If flat plane carving has caught your interest, you're in the right place.
Not only will you learn about this distinctive style of cutting wood with our essential guide, but you can also try your hand at it with our free, flat plane wood carving tutorial.
Spirited wood carvers like to emphasize that flat plane carving is a "style" and not a "type" of wood carving. In our book, it's just a really cool way to carve, once you get the hang of it.
The hallmarks of flat plane wood carving include:
Some refer to flat plane carving as a minimalist style of wood carving. Less is definitely more, however, when it comes to flat plane carving.
Flat plane carving is said to have originated in Scandinavian countries. Modern-day wood carvers, including Harley Refsal, have been credited with bringing this distinctive, old-world style back to life.
Refsal includes a historical overview of Scandinavian-style flat plane carving in Norway and Sweden in his books on the subject. He attributes the growth of flat plane carving to the fact that knives went from being hand made by blacksmiths to large-scale manufacturing, which made them more affordable for more people.
In a recent International Association of Woodcarvers podcast, modern-day flat plane carver James Ray Miller attributes the popularity of this style to the rise of the potato. He says that people no longer had to work the fields all the time, giving them more free time to enjoy this wonderful hobby.
As a result of other manufacturing processes, it seems likely that early flat plane carvers transitioned from making practical items (such as spoons and knives) to more creative endeavors, such as characters and toys.
In a word, no. The early Scandinavian carvers often created flat plane trolls, nisses, tompte (or tompten) and brownies, which look a bit like the wood-carved gnomes we see today. They also featured working village folk.
We cannot post pictures owned by others, but if you click on the names of the master flat plane carvers below, you will see how each has made the style his own over a hundred years or so:

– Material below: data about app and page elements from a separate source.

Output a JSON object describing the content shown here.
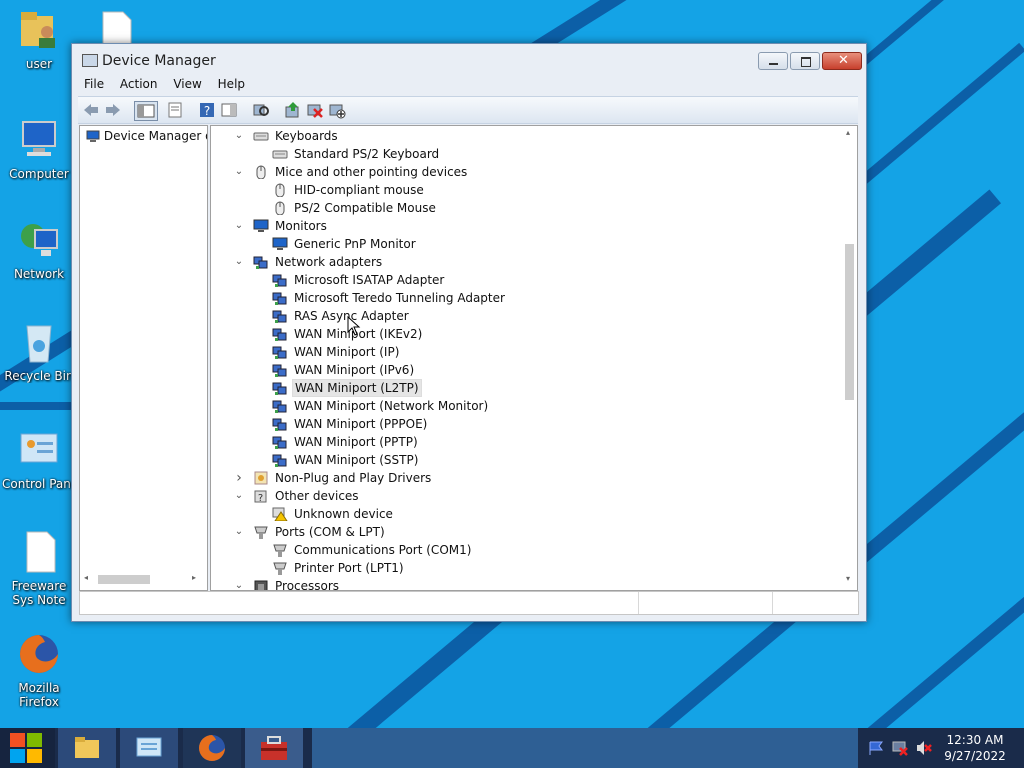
{
  "desktop": {
    "icons": [
      {
        "label": "user"
      },
      {
        "label": "Computer"
      },
      {
        "label": "Network"
      },
      {
        "label": "Recycle Bin"
      },
      {
        "label": "Control Panel"
      },
      {
        "label": "Freeware Sys Note read this"
      },
      {
        "label": "Mozilla Firefox"
      }
    ]
  },
  "window": {
    "title": "Device Manager",
    "menu": [
      "File",
      "Action",
      "View",
      "Help"
    ],
    "left_pane_item": "Device Manager on",
    "tree": [
      {
        "label": "Keyboards",
        "level": 0,
        "expanded": true,
        "icon": "keyboard-icon"
      },
      {
        "label": "Standard PS/2 Keyboard",
        "level": 1,
        "icon": "keyboard-icon"
      },
      {
        "label": "Mice and other pointing devices",
        "level": 0,
        "expanded": true,
        "icon": "mouse-icon"
      },
      {
        "label": "HID-compliant mouse",
        "level": 1,
        "icon": "mouse-icon"
      },
      {
        "label": "PS/2 Compatible Mouse",
        "level": 1,
        "icon": "mouse-icon"
      },
      {
        "label": "Monitors",
        "level": 0,
        "expanded": true,
        "icon": "monitor-icon"
      },
      {
        "label": "Generic PnP Monitor",
        "level": 1,
        "icon": "monitor-icon"
      },
      {
        "label": "Network adapters",
        "level": 0,
        "expanded": true,
        "icon": "network-adapter-icon"
      },
      {
        "label": "Microsoft ISATAP Adapter",
        "level": 1,
        "icon": "network-adapter-icon"
      },
      {
        "label": "Microsoft Teredo Tunneling Adapter",
        "level": 1,
        "icon": "network-adapter-icon"
      },
      {
        "label": "RAS Async Adapter",
        "level": 1,
        "icon": "network-adapter-icon"
      },
      {
        "label": "WAN Miniport (IKEv2)",
        "level": 1,
        "icon": "network-adapter-icon"
      },
      {
        "label": "WAN Miniport (IP)",
        "level": 1,
        "icon": "network-adapter-icon"
      },
      {
        "label": "WAN Miniport (IPv6)",
        "level": 1,
        "icon": "network-adapter-icon"
      },
      {
        "label": "WAN Miniport (L2TP)",
        "level": 1,
        "icon": "network-adapter-icon",
        "selected": true
      },
      {
        "label": "WAN Miniport (Network Monitor)",
        "level": 1,
        "icon": "network-adapter-icon"
      },
      {
        "label": "WAN Miniport (PPPOE)",
        "level": 1,
        "icon": "network-adapter-icon"
      },
      {
        "label": "WAN Miniport (PPTP)",
        "level": 1,
        "icon": "network-adapter-icon"
      },
      {
        "label": "WAN Miniport (SSTP)",
        "level": 1,
        "icon": "network-adapter-icon"
      },
      {
        "label": "Non-Plug and Play Drivers",
        "level": 0,
        "expanded": false,
        "icon": "driver-icon"
      },
      {
        "label": "Other devices",
        "level": 0,
        "expanded": true,
        "icon": "unknown-device-icon"
      },
      {
        "label": "Unknown device",
        "level": 1,
        "icon": "warning-device-icon"
      },
      {
        "label": "Ports (COM & LPT)",
        "level": 0,
        "expanded": true,
        "icon": "port-icon"
      },
      {
        "label": "Communications Port (COM1)",
        "level": 1,
        "icon": "port-icon"
      },
      {
        "label": "Printer Port (LPT1)",
        "level": 1,
        "icon": "port-icon"
      },
      {
        "label": "Processors",
        "level": 0,
        "expanded": true,
        "icon": "processor-icon"
      }
    ]
  },
  "taskbar": {
    "time": "12:30 AM",
    "date": "9/27/2022"
  },
  "colors": {
    "desktop": "#14a3e6",
    "taskbar": "#1a2b4a",
    "close_button": "#c7402d"
  }
}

If you think flat plane carving is simple, it is. But simple doesn't always equate with easy.
The goal is to create a carving using a minimum of large cuts that are super clean. That is a real challenge!
Unless you are already an accomplished carver, you will probably have to make more shorter cuts when you start flat plane carving.
Over time, and with practice, you will learn how to get the results you want with fewer cuts.
If you stick with it, flat plane carving is a wonderful journey with unlimited possibilities. We're excited to use our imagination to create more modern flat plane carvings and will be learning and practicing along with you.
We recommend using a fixed blade, straight-edged knife for flat plane carving.
When we were first learning how to wood carve, we ruined a good OCC Tools straight-edged knife because it is not meant to have any flex or bend.
We thought it was a crummy knife, but it's actually fabulous when you use it correctly. Duh.
As a side note, we have found the OCC Tools straight-edge knife also results in less wood crumbling on the small basswood blocks we like to use for designing our tutorials.
While we love our Mora knives for bushcrafting, you will find them to be too thick for easy flat plane carving.
What about a pocket knife? If you are an advanced carver, we believe you can probably make any good knife work for you.
But we think you will have greater control, and be able to make cleaner cuts, with a fixed blade.
Personally, we love the simplicity—and the challenge—of only using a knife. However, there are no flat plane police that will arrest you if you use other tools.
Refsal writes that he uses gouges (and his patterns often require a band saw or a scroll saw).
Again, we love keeping things simple, and the creative journey when you start with the blank slate of a basswood block.
It is more work for sure, but there is something meditative and relaxing about removing excess wood with a knife.
Since not everyone owns a band saw, we have designed our tutorials to be inclusive for all carvers.
Go for it! Just bear in mind that basswood is generally soft to carve, holds detail well, and is easy to paint.
Yes! First and foremost, enjoy the flat plane carving process. You will also want to:
We often like to save the face until the body takes shape, but that's our process. Take what you like from our tutorials and leave the rest.
The joy of flat plane carving is discovering what works best for you.
Sometimes the best plans for a flat plane carving pattern get turned upside down, due to a mistake, or perhaps a change in your perspective.
Our philosophy is:
Our flat plane carving tutorial evolved from an idea that was completely different. That happens a lot in our house.
We find that flat plane wood carving requires a little more deliberation to determine how to get the desired result with the least amount of cuts.
The old adage for general woodworking also applies here: measure twice and cut once.
No. You can use the same painting techniques we use for other styles of wood carving with flat plane carving. You can also experiment with different finishes, too.
We just tried applying Minwax natural wood stain prior to painting, and are really happy with the results. It gives you a nice, natural flesh tone color for faces and hands.